**Exercise aim:** Going through the data below, please show each line containing the string "time".

(Stored dataset items)

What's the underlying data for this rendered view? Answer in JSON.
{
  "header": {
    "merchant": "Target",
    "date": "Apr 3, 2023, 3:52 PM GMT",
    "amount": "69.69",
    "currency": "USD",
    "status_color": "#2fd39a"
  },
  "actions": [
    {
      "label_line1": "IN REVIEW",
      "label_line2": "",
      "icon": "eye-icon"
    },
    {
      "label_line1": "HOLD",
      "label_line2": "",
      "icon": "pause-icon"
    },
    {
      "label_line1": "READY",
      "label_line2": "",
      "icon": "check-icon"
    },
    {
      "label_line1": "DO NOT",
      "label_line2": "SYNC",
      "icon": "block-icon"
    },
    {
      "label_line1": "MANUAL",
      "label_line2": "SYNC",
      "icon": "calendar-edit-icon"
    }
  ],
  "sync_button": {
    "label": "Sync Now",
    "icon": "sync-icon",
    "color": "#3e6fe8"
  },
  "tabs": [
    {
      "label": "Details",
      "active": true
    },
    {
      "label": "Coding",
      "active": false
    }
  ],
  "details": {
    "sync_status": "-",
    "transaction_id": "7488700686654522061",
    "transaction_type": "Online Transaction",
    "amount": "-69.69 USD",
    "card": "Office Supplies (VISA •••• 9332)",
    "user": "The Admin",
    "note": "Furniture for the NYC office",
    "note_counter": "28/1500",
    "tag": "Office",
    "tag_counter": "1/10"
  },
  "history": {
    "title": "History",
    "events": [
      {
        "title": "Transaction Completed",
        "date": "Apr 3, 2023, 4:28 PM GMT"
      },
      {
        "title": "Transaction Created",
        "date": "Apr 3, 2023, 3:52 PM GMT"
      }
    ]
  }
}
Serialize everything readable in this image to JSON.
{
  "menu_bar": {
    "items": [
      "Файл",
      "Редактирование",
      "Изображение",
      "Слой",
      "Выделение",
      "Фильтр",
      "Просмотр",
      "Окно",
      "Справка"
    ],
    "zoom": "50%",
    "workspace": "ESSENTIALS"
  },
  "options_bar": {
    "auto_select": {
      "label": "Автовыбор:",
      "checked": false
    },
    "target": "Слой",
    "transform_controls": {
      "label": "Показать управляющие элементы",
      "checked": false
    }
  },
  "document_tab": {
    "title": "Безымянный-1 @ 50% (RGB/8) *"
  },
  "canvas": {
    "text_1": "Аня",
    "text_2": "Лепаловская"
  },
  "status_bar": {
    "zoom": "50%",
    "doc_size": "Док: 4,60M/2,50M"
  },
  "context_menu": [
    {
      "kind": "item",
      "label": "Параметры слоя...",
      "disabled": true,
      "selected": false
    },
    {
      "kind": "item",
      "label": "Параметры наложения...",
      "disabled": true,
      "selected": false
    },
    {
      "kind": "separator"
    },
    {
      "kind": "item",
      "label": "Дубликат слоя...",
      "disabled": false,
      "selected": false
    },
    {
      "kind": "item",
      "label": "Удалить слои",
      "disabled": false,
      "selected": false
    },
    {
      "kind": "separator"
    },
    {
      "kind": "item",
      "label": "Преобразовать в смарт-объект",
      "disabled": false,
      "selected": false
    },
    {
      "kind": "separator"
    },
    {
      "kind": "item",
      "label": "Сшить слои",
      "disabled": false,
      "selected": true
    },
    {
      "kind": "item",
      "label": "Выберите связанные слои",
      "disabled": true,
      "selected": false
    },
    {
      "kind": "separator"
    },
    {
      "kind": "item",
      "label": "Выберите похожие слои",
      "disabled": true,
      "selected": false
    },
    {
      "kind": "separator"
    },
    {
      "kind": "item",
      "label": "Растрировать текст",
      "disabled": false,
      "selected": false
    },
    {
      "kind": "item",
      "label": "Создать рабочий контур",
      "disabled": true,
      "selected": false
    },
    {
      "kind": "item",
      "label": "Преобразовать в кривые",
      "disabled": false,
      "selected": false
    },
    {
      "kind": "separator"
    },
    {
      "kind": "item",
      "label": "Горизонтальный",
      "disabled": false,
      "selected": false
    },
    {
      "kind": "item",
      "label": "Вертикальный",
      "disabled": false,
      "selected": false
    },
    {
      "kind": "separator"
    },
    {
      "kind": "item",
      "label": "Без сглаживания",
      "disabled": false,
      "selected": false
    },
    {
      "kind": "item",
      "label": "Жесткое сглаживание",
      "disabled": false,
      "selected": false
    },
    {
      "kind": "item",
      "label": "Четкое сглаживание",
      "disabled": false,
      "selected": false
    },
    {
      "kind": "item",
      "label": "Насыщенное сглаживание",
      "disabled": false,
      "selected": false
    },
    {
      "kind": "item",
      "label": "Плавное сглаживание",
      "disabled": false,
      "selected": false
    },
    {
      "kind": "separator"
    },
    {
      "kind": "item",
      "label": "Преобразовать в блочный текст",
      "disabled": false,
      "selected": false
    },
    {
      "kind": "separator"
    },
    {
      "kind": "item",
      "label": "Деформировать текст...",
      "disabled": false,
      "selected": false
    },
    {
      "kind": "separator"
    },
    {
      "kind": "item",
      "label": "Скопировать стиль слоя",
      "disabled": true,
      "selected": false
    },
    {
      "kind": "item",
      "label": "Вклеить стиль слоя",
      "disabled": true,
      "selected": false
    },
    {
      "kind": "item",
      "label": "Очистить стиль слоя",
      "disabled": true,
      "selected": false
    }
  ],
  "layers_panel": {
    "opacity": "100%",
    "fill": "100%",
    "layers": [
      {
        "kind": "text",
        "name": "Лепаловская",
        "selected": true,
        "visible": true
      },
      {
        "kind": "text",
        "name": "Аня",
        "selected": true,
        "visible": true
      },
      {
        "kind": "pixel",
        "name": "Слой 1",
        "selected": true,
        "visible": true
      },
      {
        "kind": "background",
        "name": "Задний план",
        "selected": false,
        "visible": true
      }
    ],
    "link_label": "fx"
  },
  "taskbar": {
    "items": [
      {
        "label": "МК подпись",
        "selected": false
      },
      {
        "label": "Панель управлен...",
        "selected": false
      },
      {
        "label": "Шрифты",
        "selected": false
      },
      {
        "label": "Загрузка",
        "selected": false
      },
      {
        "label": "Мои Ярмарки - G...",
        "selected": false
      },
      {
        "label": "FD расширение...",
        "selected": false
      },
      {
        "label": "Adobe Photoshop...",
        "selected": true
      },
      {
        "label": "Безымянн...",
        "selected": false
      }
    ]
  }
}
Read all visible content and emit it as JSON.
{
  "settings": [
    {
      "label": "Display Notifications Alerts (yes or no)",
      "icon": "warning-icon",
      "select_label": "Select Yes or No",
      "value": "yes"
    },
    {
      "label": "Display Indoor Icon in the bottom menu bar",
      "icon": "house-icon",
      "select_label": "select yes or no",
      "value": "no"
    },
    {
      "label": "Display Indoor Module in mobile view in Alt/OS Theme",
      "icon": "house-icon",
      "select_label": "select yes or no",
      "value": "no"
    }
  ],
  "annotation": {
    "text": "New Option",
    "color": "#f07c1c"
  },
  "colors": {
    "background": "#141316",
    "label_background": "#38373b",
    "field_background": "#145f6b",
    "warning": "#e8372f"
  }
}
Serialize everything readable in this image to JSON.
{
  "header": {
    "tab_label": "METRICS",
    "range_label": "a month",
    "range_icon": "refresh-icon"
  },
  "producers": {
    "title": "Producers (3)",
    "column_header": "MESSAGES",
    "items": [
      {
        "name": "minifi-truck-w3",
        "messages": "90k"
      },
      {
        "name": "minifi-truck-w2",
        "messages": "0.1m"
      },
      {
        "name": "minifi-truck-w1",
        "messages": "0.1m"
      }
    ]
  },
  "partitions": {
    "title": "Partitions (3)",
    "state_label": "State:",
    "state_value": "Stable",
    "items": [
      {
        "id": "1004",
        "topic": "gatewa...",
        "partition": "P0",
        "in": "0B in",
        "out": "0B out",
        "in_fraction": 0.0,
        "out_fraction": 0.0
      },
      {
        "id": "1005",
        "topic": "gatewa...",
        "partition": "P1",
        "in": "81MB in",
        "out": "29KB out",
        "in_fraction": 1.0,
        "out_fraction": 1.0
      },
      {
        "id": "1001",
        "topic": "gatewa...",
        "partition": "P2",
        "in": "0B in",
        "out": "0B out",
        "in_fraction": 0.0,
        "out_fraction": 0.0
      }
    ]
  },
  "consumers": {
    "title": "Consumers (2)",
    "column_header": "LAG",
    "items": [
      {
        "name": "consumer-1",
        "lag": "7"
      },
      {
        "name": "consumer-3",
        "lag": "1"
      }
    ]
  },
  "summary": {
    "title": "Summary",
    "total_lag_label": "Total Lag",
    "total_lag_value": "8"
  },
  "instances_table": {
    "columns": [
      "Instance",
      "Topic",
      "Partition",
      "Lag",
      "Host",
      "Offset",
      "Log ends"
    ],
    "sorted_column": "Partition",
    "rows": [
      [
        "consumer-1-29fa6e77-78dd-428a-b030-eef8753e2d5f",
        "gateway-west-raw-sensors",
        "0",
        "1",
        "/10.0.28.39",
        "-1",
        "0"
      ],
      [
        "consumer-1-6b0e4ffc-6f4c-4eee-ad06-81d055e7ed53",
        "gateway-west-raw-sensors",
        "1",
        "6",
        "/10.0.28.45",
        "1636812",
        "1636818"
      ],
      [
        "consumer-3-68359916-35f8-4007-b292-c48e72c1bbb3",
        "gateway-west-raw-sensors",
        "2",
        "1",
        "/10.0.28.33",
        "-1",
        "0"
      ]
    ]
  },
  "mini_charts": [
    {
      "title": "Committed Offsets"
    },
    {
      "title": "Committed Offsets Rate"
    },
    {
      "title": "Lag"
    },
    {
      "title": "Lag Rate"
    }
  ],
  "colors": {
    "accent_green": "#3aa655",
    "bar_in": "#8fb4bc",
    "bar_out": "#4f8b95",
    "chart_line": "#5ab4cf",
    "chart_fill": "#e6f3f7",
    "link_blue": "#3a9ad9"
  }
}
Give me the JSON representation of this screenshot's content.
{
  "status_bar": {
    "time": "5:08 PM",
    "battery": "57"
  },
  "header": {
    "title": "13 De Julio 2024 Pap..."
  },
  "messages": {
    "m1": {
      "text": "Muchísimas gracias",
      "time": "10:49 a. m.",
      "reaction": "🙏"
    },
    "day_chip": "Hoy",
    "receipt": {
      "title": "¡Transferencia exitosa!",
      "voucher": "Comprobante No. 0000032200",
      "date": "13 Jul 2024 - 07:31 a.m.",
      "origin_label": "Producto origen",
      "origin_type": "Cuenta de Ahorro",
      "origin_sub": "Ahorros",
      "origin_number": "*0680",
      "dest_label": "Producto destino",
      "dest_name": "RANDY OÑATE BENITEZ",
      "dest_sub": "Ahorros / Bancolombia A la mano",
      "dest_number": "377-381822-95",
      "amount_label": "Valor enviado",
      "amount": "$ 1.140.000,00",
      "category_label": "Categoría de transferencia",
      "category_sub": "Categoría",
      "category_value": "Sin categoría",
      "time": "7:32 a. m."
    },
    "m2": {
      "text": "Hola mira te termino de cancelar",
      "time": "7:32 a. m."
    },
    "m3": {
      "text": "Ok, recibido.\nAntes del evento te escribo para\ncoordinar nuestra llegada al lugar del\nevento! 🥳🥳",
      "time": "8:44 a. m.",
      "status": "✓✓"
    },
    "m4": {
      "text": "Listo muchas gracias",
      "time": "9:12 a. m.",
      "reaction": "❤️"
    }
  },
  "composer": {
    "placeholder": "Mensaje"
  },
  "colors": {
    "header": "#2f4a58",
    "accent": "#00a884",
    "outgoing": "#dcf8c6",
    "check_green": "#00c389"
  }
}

**Task output:**
    "time": "5:08 PM",
      "time": "10:49 a. m.",
      "time": "7:32 a. m."
      "time": "7:32 a. m."
      "time": "8:44 a. m.",
      "time": "9:12 a. m.",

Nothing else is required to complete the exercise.